The main entrance was usually at the second story level. There were two reasons for this, the kitchen was located at ground level as well as the servants' quarters, and the home owners kept their living quarters separate from them

Old Savannah has a park every two blocks. The streets are laied out in a grid pattern and every second intersection was a square or common area. No the founding fathers were not into providing leisurely quiet areas, these squares served a military purpose. The militia would practise their manoeuvres on them and if the enemy entered the city they could be easily confronted as the moved through a square. It was all about defence back in the 1700s.

If you prefer a horse drawn carriage ride for your tour those are also available. With the sun shining and the sky a dark blue a horse drawn carriage would be the perfect way to see the city.

Because Savannah played a vital role in the formation of the American colonies and the American revolution there are plenty of statues to commemorate their history. This monument acknowledges the role played by American Haitians during the American Revolution when she fought and won her independence from Britain. I believe that war was over taxes, wonder what the revolutionaries would think of the present tax structure?

Savannah is the second busiest container port on the east coast and it is their major industry. Can you guess what their second most important industry is? ............................ Tourism, with over 11 million visitors a year.

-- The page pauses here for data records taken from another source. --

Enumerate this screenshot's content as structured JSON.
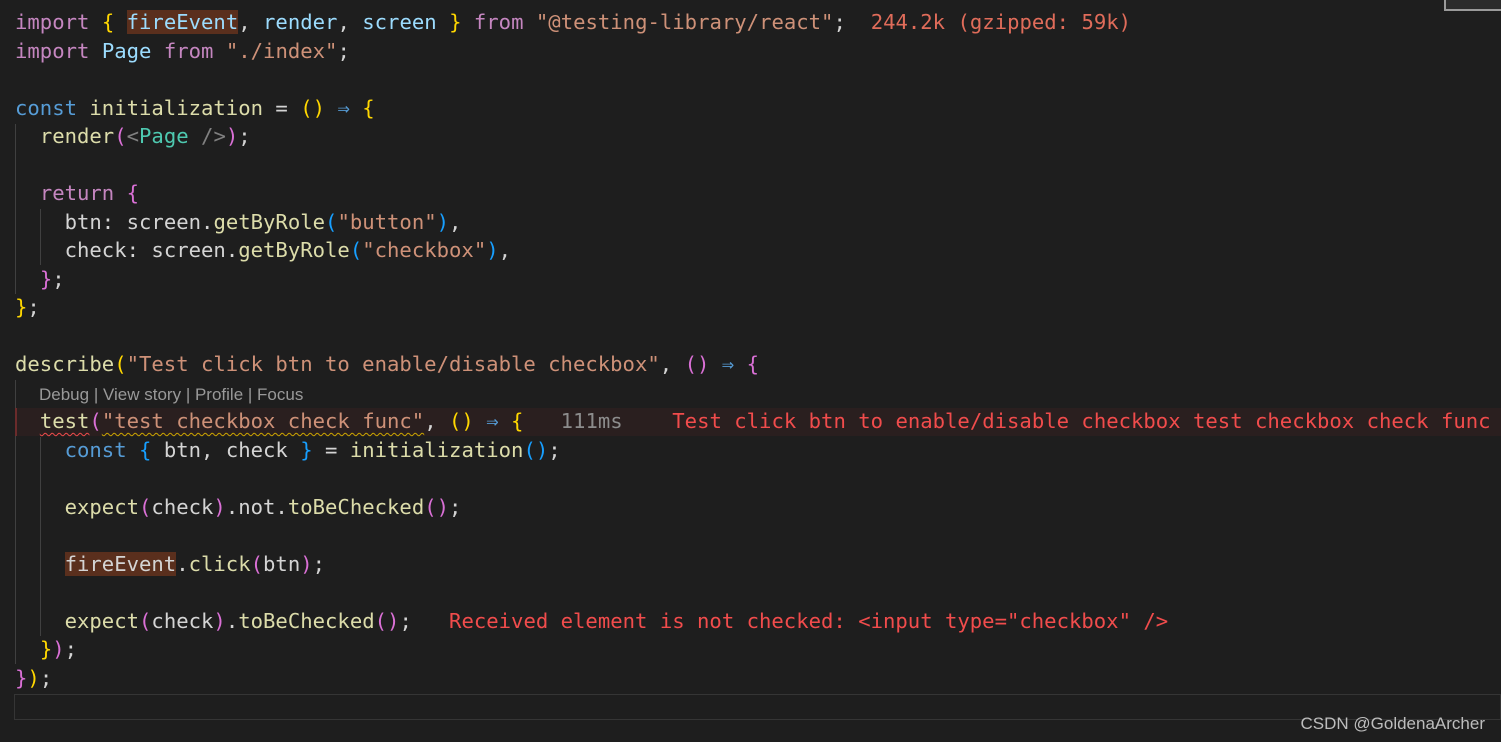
{
  "editor": {
    "lines": {
      "l1": {
        "import_kw": "import",
        "brace_open": "{",
        "fireEvent": "fireEvent",
        "comma1": ",",
        "render": "render",
        "comma2": ",",
        "screen": "screen",
        "brace_close": "}",
        "from_kw": "from",
        "module": "\"@testing-library/react\"",
        "semi": ";",
        "size_hint": "244.2k (gzipped: 59k)"
      },
      "l2": {
        "import_kw": "import",
        "page": "Page",
        "from_kw": "from",
        "module": "\"./index\"",
        "semi": ";"
      },
      "l4": {
        "const_kw": "const",
        "name": "initialization",
        "eq": "=",
        "parens": "()",
        "arrow": "⇒",
        "brace": "{"
      },
      "l5": {
        "render": "render",
        "paren_open": "(",
        "tag_open": "<",
        "tag_name": "Page",
        "tag_close": "/>",
        "paren_close": ")",
        "semi": ";"
      },
      "l7": {
        "return_kw": "return",
        "brace": "{"
      },
      "l8": {
        "prop": "btn:",
        "obj": "screen",
        "dot": ".",
        "method": "getByRole",
        "paren_open": "(",
        "arg": "\"button\"",
        "paren_close": ")",
        "comma": ","
      },
      "l9": {
        "prop": "check:",
        "obj": "screen",
        "dot": ".",
        "method": "getByRole",
        "paren_open": "(",
        "arg": "\"checkbox\"",
        "paren_close": ")",
        "comma": ","
      },
      "l10": {
        "brace": "}",
        "semi": ";"
      },
      "l11": {
        "brace": "}",
        "semi": ";"
      },
      "l13": {
        "fn": "describe",
        "paren_open": "(",
        "arg": "\"Test click btn to enable/disable checkbox\"",
        "comma": ",",
        "parens": "()",
        "arrow": "⇒",
        "brace": "{"
      },
      "l14": {
        "fn": "test",
        "paren_open": "(",
        "arg": "\"test checkbox check func\"",
        "comma": ",",
        "parens": "()",
        "arrow": "⇒",
        "brace": "{",
        "duration": "111ms",
        "error": "Test click btn to enable/disable checkbox test checkbox check func"
      },
      "l15": {
        "const_kw": "const",
        "brace_open": "{",
        "names": "btn, check",
        "brace_close": "}",
        "eq": "=",
        "fn": "initialization",
        "parens": "()",
        "semi": ";"
      },
      "l17": {
        "fn": "expect",
        "paren_open": "(",
        "arg": "check",
        "paren_close": ")",
        "chain": ".not.",
        "method": "toBeChecked",
        "parens": "()",
        "semi": ";"
      },
      "l19": {
        "obj": "fireEvent",
        "dot": ".",
        "method": "click",
        "paren_open": "(",
        "arg": "btn",
        "paren_close": ")",
        "semi": ";"
      },
      "l21": {
        "fn": "expect",
        "paren_open": "(",
        "arg": "check",
        "paren_close": ")",
        "dot": ".",
        "method": "toBeChecked",
        "parens": "()",
        "semi": ";",
        "error": "Received element is not checked: <input type=\"checkbox\" />"
      },
      "l22": {
        "brace": "}",
        "paren": ")",
        "semi": ";"
      },
      "l23": {
        "brace": "}",
        "paren": ")",
        "semi": ";"
      }
    },
    "codelens": {
      "debug": "Debug",
      "sep1": " | ",
      "view_story": "View story",
      "sep2": " | ",
      "profile": "Profile",
      "sep3": " | ",
      "focus": "Focus"
    }
  },
  "watermark": "CSDN @GoldenaArcher",
  "colors": {
    "background": "#1e1e1e",
    "keyword": "#c586c0",
    "declaration": "#569cd6",
    "function": "#dcdcaa",
    "variable": "#9cdcfe",
    "string": "#ce9178",
    "error": "#f14c4c"
  }
}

This is the "Waving Lady" a symbol of southern hospitality. Apparently for 40 years this lady (Lucy) would step out onto her from veranda and wave at the ships coming into port.

We didn't do much more than scratch the surface of all that's available to see and do in Savannah. The museums are free, the food is delicious, and the trolley rides and parking make it all more enjoyable. If you are thinking of visiting, give yourself a week; a day or two just wets your appetite.

Bird Hike

Yesterday was a busy day; started at 8 a.m. by the visitors' centre where we joined a conducted bird hike .

We first had to set our binoculars for our eyes and make sure we could focus properly.

Kathy, from Maine, who volunteers in the park lead the hike and was an excellent guide. Kathy and her husband have been full time RVers since 2004 and love it, spending a part of each year working as camp hosts in Georgia and Texas.

Kathy had a  bird book on her wrist which gave a picture but also played the bird's song. Technology!

We walked the boardwalk to the salt marshes and saw serveral different species.

This was one, I believe it is a Mocking bird.

After the hike we drove into old Savannah for a trolley tour. I'll post those pictures tomorrow. Today we are moving 35 miles south to Fort McAllister.

Wednesday, 9 November 2011


Pulled in here Sunday intending to stay a day and here it is Wednesday and we haven't moved. That's the beauty of travelling in your RV. No schedule. We find a place we like, we stay longer than planned, stop and wish we hadn't, move on. One of the truly wonderful aspects of travelling this way is meeting wonderful people who take the time to chat and have interesting lives to share.

So this has been our home for the past four days. Unfortunately the park is fully booked for the weekend so we have to leave Thursday morning. We are thinking of travelling 35 miles south and stopping to see Fort McAllister. Check back in a few days to see if that actually happened.

Here's Dave and Julie, fellow "Airstreamers" who are travelling for the next 6 months, much like we are. Friendly folks who enjoying sharing their strategies for travelling on a budget and enjoying the places they visit without spending the whole bank account. Frugal travellers, that's who we are when you travel for such extended periods of time.

See that bag over Mary's shoulder, that's her knitting bag and Julie made it. Two talented women sharing ideas and crafts.

Safe travels, Dave and Julie, it was a pleasure meeting you.